Perhaps I hang out in odd circles, but the developing market super cycle is a topic that seems to come up in at least some conversations I have with friends and colleagues over drinks. In other words, are China, India and other rapidly developing economies starting down their own, long industrial revolution march and, as part of this journey, capable of sustaining growth without depending on the West -- and will they be able to maintain the growth, revenues and tax receipts that such a transformation requires despite the global downturn? I'm not sure. Over on Metal Miner, my friend and colleague Stuart Burns asks the question: did the supercycle event exist? Is what we observed before the recession "a sudden surge of investment and trade on the back of a distorted world market.
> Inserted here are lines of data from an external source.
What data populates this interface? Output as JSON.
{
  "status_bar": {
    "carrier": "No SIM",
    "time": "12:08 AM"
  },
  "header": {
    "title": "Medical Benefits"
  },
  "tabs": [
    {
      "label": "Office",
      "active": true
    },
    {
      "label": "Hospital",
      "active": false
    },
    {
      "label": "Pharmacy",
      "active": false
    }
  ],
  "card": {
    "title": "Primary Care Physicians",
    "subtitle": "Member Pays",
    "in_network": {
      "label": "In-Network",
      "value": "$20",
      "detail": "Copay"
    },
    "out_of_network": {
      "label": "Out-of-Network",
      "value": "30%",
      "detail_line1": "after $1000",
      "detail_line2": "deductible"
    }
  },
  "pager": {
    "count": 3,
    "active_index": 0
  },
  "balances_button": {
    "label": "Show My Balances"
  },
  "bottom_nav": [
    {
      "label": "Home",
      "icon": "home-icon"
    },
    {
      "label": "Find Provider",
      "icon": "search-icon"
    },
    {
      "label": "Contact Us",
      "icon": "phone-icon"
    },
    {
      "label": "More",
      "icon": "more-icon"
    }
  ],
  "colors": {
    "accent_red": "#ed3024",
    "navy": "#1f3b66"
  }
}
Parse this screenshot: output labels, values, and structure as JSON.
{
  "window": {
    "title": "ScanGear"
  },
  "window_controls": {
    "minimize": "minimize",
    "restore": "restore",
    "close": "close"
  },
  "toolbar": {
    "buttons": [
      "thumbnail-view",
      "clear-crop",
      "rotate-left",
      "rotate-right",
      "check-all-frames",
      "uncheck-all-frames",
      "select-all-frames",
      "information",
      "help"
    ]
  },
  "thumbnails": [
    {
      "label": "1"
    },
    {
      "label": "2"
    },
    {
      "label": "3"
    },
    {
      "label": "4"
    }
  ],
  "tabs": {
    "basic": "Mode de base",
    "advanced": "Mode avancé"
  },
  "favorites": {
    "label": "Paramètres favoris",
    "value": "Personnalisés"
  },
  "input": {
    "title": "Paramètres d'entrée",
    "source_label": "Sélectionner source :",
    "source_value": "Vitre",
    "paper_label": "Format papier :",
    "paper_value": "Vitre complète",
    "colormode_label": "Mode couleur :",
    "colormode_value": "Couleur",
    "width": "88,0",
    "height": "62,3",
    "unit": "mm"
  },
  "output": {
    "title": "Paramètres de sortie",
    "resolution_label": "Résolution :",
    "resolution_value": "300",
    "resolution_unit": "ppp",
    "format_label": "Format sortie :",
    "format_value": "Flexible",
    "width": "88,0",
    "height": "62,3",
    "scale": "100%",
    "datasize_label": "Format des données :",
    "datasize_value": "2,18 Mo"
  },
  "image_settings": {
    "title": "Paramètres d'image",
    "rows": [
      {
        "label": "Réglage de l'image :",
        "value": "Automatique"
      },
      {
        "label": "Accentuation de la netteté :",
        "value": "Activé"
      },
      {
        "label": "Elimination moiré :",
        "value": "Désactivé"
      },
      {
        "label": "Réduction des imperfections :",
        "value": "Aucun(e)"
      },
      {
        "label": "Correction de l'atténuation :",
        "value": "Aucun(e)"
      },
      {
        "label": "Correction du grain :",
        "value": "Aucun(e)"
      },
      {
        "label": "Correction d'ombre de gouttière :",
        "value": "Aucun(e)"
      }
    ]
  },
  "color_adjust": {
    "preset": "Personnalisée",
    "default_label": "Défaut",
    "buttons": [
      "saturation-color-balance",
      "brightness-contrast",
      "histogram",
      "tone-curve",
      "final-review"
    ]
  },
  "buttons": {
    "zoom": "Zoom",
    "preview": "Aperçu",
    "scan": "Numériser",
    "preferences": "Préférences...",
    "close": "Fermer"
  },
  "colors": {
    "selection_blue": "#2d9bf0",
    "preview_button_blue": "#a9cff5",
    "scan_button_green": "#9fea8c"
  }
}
Cheap money meets cheap labor born from emerging markets willing to sacrifice living standards in return for industrial growth. China, India and so on will in due course continue on their path of industrialization but one of the premises of the super-cycle -- that the emerging markets were a force for growth in their own right independent of more mature markets -- could be wrong."
What do you think? Is the super cycle dead. And did it even exist in the first place?